(What is needed): From the data below, restate every line word for word.

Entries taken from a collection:
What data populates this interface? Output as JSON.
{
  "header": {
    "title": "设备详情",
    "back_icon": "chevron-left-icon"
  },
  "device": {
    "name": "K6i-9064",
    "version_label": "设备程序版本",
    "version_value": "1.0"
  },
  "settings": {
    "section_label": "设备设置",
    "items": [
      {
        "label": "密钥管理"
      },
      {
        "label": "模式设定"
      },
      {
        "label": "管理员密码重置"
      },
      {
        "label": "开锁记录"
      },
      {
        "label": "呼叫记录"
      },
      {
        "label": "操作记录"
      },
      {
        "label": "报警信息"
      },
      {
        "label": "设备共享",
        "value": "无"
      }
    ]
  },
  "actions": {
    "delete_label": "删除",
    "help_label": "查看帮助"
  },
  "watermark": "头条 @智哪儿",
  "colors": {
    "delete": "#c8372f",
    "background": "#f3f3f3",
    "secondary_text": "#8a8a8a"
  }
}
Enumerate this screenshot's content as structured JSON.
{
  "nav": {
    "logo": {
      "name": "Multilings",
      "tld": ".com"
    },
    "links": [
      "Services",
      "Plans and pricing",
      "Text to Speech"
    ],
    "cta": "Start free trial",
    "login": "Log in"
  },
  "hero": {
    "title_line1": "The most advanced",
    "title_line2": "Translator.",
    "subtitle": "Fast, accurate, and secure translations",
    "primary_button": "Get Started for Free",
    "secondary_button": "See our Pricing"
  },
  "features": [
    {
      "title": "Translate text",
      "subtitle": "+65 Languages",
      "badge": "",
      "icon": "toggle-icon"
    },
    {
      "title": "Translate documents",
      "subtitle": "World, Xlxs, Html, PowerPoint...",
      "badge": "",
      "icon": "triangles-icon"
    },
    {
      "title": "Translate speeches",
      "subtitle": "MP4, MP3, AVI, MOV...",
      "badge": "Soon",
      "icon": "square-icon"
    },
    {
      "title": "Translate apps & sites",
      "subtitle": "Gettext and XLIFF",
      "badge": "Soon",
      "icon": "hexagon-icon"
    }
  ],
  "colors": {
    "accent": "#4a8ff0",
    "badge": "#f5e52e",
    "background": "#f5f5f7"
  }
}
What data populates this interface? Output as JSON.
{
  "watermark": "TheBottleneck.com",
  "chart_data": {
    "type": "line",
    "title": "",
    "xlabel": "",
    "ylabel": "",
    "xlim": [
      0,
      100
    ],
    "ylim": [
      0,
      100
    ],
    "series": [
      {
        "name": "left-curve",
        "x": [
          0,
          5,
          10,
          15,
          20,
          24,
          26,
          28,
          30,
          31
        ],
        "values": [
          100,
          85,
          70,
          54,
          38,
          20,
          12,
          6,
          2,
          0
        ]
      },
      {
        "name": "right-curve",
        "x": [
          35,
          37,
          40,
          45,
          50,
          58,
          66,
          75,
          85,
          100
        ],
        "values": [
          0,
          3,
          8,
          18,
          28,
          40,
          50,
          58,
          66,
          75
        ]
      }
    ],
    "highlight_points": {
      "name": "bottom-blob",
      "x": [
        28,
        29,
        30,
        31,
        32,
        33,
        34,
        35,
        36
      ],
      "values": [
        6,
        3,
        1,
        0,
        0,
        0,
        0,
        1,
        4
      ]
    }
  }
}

(Reply to the task):
What data populates this interface? Output as JSON.
{
  "header": {
    "title": "设备详情",
    "back_icon": "chevron-left-icon"
  },
  "device": {
    "name": "K6i-9064",
    "version_label": "设备程序版本",
    "version_value": "1.0"
  },
  "settings": {
    "section_label": "设备设置",
    "items": [
      {
        "label": "密钥管理"
      },
      {
        "label": "模式设定"
      },
      {
        "label": "管理员密码重置"
      },
      {
        "label": "开锁记录"
      },
      {
        "label": "呼叫记录"
      },
      {
        "label": "操作记录"
      },
      {
        "label": "报警信息"
      },
      {
        "label": "设备共享",
        "value": "无"
      }
    ]
  },
  "actions": {
    "delete_label": "删除",
    "help_label": "查看帮助"
  },
  "watermark": "头条 @智哪儿",
  "colors": {
    "delete": "#c8372f",
    "background": "#f3f3f3",
    "secondary_text": "#8a8a8a"
  }
}
Enumerate this screenshot's content as structured JSON.
{
  "nav": {
    "logo": {
      "name": "Multilings",
      "tld": ".com"
    },
    "links": [
      "Services",
      "Plans and pricing",
      "Text to Speech"
    ],
    "cta": "Start free trial",
    "login": "Log in"
  },
  "hero": {
    "title_line1": "The most advanced",
    "title_line2": "Translator.",
    "subtitle": "Fast, accurate, and secure translations",
    "primary_button": "Get Started for Free",
    "secondary_button": "See our Pricing"
  },
  "features": [
    {
      "title": "Translate text",
      "subtitle": "+65 Languages",
      "badge": "",
      "icon": "toggle-icon"
    },
    {
      "title": "Translate documents",
      "subtitle": "World, Xlxs, Html, PowerPoint...",
      "badge": "",
      "icon": "triangles-icon"
    },
    {
      "title": "Translate speeches",
      "subtitle": "MP4, MP3, AVI, MOV...",
      "badge": "Soon",
      "icon": "square-icon"
    },
    {
      "title": "Translate apps & sites",
      "subtitle": "Gettext and XLIFF",
      "badge": "Soon",
      "icon": "hexagon-icon"
    }
  ],
  "colors": {
    "accent": "#4a8ff0",
    "badge": "#f5e52e",
    "background": "#f5f5f7"
  }
}
What data populates this interface? Output as JSON.
{
  "watermark": "TheBottleneck.com",
  "chart_data": {
    "type": "line",
    "title": "",
    "xlabel": "",
    "ylabel": "",
    "xlim": [
      0,
      100
    ],
    "ylim": [
      0,
      100
    ],
    "series": [
      {
        "name": "left-curve",
        "x": [
          0,
          5,
          10,
          15,
          20,
          24,
          26,
          28,
          30,
          31
        ],
        "values": [
          100,
          85,
          70,
          54,
          38,
          20,
          12,
          6,
          2,
          0
        ]
      },
      {
        "name": "right-curve",
        "x": [
          35,
          37,
          40,
          45,
          50,
          58,
          66,
          75,
          85,
          100
        ],
        "values": [
          0,
          3,
          8,
          18,
          28,
          40,
          50,
          58,
          66,
          75
        ]
      }
    ],
    "highlight_points": {
      "name": "bottom-blob",
      "x": [
        28,
        29,
        30,
        31,
        32,
        33,
        34,
        35,
        36
      ],
      "values": [
        6,
        3,
        1,
        0,
        0,
        0,
        0,
        1,
        4
      ]
    }
  }
}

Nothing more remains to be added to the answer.